[Opening SOURCE DATA section]

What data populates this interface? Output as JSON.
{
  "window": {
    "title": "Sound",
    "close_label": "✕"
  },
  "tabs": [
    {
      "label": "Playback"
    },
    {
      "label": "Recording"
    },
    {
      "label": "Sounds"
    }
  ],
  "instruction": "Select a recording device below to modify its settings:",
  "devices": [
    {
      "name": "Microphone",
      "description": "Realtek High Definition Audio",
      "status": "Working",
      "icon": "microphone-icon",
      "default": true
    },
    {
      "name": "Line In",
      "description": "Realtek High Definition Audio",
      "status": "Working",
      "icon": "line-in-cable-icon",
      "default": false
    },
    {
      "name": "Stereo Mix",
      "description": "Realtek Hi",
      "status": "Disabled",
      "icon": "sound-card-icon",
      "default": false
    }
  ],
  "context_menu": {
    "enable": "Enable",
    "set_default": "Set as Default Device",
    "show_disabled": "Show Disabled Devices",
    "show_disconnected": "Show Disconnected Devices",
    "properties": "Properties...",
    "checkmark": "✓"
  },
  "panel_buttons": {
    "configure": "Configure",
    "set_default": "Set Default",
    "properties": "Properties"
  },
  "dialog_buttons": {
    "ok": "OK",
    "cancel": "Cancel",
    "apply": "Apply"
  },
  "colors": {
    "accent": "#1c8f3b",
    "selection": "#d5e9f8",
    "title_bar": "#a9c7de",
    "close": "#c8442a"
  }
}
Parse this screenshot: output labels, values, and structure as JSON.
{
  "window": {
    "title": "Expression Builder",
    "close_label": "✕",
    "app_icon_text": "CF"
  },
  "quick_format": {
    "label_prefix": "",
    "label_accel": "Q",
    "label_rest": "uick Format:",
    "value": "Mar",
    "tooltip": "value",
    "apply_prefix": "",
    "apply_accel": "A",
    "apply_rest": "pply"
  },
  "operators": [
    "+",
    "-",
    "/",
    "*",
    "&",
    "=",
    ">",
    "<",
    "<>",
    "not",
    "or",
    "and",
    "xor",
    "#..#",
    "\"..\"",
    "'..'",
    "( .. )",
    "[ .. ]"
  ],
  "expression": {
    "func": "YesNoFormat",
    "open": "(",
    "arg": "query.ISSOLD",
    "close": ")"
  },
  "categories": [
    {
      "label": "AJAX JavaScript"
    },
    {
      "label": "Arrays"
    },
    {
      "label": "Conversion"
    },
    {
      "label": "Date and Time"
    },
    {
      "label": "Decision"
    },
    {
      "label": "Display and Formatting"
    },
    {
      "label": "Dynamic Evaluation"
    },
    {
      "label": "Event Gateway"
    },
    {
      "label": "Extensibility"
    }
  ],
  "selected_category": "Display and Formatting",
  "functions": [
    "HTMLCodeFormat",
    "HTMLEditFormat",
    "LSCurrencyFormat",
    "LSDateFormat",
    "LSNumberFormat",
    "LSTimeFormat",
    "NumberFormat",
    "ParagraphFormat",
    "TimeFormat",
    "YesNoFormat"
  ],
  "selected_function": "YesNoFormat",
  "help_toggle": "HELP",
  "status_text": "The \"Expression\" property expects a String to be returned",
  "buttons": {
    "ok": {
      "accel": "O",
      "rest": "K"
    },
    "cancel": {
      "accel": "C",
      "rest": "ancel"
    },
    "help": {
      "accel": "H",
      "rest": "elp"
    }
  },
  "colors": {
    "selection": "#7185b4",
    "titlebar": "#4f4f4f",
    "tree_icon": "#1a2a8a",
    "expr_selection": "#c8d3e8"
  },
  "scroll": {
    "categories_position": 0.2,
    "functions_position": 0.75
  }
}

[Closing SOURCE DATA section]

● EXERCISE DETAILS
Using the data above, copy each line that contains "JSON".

● EXERCISE RESPONSE
What data populates this interface? Output as JSON.
Parse this screenshot: output labels, values, and structure as JSON.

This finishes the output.